- c An ecological or environmental inhabited by a particular species of organism (ex. African elephant habitats spread throughout Africa and Microhabitats)
- d The production of organic compounds from atmospheric or aquatic carbon dioxide, principally through the idea of photosynthesis (ex. reduced carbohydrate: CO2 + H2O + light CH2O + O2).
- e One of the basic units of biological classification and taxonomic rank, one of a group of organisms capable of breeding and producing fertile offspring (ex. generic name and specific name, Boa Constrictor)
5 Multiple choice questions
- The rigid outtermost shell of a rocky planet (ex. Earth consists of a crust and uppermost mantle within it's lithosphere.
- All the organisms which belong to the same species and live in the same geographical area (ex. human population, plant population, and animal populations).
- Organisms that break down dead or decaying organisms that carry out of the process of decomposition (ex. fungi and worms).

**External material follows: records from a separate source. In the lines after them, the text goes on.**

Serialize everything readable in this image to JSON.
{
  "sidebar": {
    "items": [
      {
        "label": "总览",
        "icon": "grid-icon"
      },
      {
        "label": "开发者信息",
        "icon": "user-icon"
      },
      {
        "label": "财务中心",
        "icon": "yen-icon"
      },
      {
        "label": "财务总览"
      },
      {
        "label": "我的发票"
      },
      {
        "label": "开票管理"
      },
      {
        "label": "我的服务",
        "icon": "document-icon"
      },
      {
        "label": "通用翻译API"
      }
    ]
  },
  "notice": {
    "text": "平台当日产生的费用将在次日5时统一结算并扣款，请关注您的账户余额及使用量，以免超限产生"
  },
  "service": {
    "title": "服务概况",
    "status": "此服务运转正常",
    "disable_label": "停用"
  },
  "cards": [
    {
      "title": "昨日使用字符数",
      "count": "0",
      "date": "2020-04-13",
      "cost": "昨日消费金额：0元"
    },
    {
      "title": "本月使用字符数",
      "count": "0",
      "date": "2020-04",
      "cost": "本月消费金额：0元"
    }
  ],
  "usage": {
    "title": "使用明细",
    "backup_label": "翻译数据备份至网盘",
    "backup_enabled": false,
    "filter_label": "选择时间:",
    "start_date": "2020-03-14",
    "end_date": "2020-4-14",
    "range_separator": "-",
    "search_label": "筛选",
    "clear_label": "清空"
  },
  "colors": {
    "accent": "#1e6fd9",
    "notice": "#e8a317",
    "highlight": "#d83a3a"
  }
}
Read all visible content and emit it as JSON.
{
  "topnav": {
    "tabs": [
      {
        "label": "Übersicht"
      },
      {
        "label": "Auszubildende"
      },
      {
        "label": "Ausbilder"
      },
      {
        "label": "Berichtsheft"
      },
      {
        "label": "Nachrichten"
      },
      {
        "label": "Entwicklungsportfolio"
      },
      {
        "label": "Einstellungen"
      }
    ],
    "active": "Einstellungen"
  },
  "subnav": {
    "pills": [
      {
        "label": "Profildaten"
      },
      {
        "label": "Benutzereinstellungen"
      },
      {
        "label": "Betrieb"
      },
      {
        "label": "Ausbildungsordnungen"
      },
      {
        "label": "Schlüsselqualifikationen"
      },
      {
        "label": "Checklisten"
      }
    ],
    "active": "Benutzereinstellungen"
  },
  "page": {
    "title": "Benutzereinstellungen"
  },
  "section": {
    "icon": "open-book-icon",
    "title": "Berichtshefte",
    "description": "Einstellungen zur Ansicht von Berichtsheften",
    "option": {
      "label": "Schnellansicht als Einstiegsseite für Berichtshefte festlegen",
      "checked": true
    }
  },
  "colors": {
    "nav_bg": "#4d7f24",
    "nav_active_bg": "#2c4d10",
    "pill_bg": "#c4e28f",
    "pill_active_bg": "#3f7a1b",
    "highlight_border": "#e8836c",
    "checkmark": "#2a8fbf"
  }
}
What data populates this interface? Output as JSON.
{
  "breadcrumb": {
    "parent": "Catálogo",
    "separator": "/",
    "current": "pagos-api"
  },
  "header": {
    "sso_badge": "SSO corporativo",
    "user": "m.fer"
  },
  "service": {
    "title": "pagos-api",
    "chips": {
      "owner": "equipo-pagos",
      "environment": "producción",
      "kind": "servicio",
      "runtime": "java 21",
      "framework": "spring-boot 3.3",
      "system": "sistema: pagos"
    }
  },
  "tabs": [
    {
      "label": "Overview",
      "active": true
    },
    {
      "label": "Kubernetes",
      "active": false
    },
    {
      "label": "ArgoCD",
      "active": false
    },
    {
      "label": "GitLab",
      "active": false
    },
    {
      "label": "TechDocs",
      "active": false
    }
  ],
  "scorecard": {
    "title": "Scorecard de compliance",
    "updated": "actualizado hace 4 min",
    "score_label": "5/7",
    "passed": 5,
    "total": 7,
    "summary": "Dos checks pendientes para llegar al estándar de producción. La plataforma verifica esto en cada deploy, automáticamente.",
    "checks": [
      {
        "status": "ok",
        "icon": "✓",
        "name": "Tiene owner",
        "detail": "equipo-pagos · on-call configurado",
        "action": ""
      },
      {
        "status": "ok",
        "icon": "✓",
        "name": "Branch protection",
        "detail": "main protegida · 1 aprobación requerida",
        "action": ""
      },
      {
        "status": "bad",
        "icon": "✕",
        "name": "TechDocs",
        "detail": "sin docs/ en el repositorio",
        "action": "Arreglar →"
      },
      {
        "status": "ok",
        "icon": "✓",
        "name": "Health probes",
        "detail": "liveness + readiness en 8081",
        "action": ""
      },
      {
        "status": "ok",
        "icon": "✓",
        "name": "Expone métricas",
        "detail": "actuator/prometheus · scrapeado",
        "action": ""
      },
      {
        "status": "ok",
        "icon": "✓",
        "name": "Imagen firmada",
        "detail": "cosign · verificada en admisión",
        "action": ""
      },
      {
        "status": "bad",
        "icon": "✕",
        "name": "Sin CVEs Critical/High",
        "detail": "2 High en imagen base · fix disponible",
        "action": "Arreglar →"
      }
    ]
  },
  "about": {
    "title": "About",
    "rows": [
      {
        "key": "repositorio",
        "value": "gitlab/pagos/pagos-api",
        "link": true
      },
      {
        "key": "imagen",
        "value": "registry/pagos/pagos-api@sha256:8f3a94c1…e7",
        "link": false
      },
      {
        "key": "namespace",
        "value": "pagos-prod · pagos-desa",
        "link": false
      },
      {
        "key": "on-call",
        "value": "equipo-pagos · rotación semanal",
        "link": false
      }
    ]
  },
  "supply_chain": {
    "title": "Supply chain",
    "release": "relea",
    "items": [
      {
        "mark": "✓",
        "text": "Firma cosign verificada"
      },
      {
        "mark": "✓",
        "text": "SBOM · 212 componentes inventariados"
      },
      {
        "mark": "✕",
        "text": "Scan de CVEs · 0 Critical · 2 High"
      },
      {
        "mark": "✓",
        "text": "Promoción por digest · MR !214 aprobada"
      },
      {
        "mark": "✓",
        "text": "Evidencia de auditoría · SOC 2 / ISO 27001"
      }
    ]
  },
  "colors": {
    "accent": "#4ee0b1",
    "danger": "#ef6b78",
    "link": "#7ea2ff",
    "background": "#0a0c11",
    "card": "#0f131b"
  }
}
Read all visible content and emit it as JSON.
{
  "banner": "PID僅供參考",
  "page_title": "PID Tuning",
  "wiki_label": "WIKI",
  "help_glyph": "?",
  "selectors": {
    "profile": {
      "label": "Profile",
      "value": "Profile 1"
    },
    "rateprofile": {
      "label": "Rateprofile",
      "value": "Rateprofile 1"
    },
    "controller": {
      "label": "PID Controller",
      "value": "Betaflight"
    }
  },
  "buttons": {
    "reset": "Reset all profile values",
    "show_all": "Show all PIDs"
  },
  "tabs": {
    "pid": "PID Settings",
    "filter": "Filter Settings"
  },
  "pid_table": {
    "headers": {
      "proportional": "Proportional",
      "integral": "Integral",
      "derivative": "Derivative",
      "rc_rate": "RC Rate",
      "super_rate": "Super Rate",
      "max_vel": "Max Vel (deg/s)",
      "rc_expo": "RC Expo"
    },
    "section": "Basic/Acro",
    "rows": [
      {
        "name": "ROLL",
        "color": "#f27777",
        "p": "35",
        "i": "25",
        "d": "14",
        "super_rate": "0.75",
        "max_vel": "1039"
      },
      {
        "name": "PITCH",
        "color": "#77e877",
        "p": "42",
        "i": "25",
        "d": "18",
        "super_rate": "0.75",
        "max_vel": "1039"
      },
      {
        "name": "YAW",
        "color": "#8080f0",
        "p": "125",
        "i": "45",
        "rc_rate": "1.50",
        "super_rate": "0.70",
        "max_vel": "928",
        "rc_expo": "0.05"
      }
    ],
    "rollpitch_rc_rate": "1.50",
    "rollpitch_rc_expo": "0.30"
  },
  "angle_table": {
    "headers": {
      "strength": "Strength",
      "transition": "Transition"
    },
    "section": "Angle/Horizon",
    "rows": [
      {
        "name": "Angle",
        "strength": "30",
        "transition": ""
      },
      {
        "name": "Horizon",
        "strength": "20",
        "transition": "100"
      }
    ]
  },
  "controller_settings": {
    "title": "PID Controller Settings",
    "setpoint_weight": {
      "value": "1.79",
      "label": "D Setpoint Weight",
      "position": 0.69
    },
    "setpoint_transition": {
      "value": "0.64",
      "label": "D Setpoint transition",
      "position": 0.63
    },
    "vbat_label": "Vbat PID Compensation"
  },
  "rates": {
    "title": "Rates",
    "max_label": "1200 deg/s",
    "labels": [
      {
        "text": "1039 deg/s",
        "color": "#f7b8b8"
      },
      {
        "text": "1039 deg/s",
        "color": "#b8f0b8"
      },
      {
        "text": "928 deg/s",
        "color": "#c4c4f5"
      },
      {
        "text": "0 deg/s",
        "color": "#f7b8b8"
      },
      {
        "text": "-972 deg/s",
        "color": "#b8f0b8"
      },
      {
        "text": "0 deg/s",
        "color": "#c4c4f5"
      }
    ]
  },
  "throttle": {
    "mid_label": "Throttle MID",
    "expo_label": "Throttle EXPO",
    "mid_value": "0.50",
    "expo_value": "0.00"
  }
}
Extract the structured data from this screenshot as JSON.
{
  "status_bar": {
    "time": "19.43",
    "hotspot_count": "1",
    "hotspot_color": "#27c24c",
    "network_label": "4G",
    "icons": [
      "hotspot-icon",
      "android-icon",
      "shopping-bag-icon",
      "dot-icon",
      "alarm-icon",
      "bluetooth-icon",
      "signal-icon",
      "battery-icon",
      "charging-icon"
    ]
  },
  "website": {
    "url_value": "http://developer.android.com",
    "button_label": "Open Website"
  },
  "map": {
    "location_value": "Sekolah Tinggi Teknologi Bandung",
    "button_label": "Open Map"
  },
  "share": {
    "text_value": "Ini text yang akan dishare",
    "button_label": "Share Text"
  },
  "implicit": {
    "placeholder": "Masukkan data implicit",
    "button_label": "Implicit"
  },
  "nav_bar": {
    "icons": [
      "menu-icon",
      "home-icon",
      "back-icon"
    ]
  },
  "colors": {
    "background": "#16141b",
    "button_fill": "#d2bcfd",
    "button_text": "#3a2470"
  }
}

- Graphical representation designed to show the biomass productivity at each trophic level in a given ecosystem (sig. helps discover the amount of energy distributed within each given trophic level).
- An organism that produces complex organic compounds from simple inorganic molecules using energy from light (ex. plants and trees).
5 True/False questions
Percolation (3) → The movement and filtering of fluids through porous materials (ex. coffee percolation, the solvent being water, permeable substances being coffee grounds, and soluble constitutes are the objects that give coffee taste and color).
Biogeochemical Cycle (1) → A pathway by which a chemical element or molecules travels throughout biotic and abiotic components on earth (ex. carbon cycle, nitrogen cycle, and water cycle).
Food Web (1) → Representations of predator-prey relationships between species within an ecosystem or habitat (ex. A snakes prey might be a mouse, while his predator may be a badger that is represented through a web of organisms).
Community (1) → The measure of the void spaces within material, and is a fraction of the volume of voids over the total volume (sig. The porosity of a rock, is an important consideration when attempting to evaluate the potential volume of water or hydrocarbons it may contain).
Leaching (1) → A transition area between two adjacent but different plant communities (ex. reed beds tend to accumulate organic matter which is then colonized by trees, forcing the reeds further into the lake).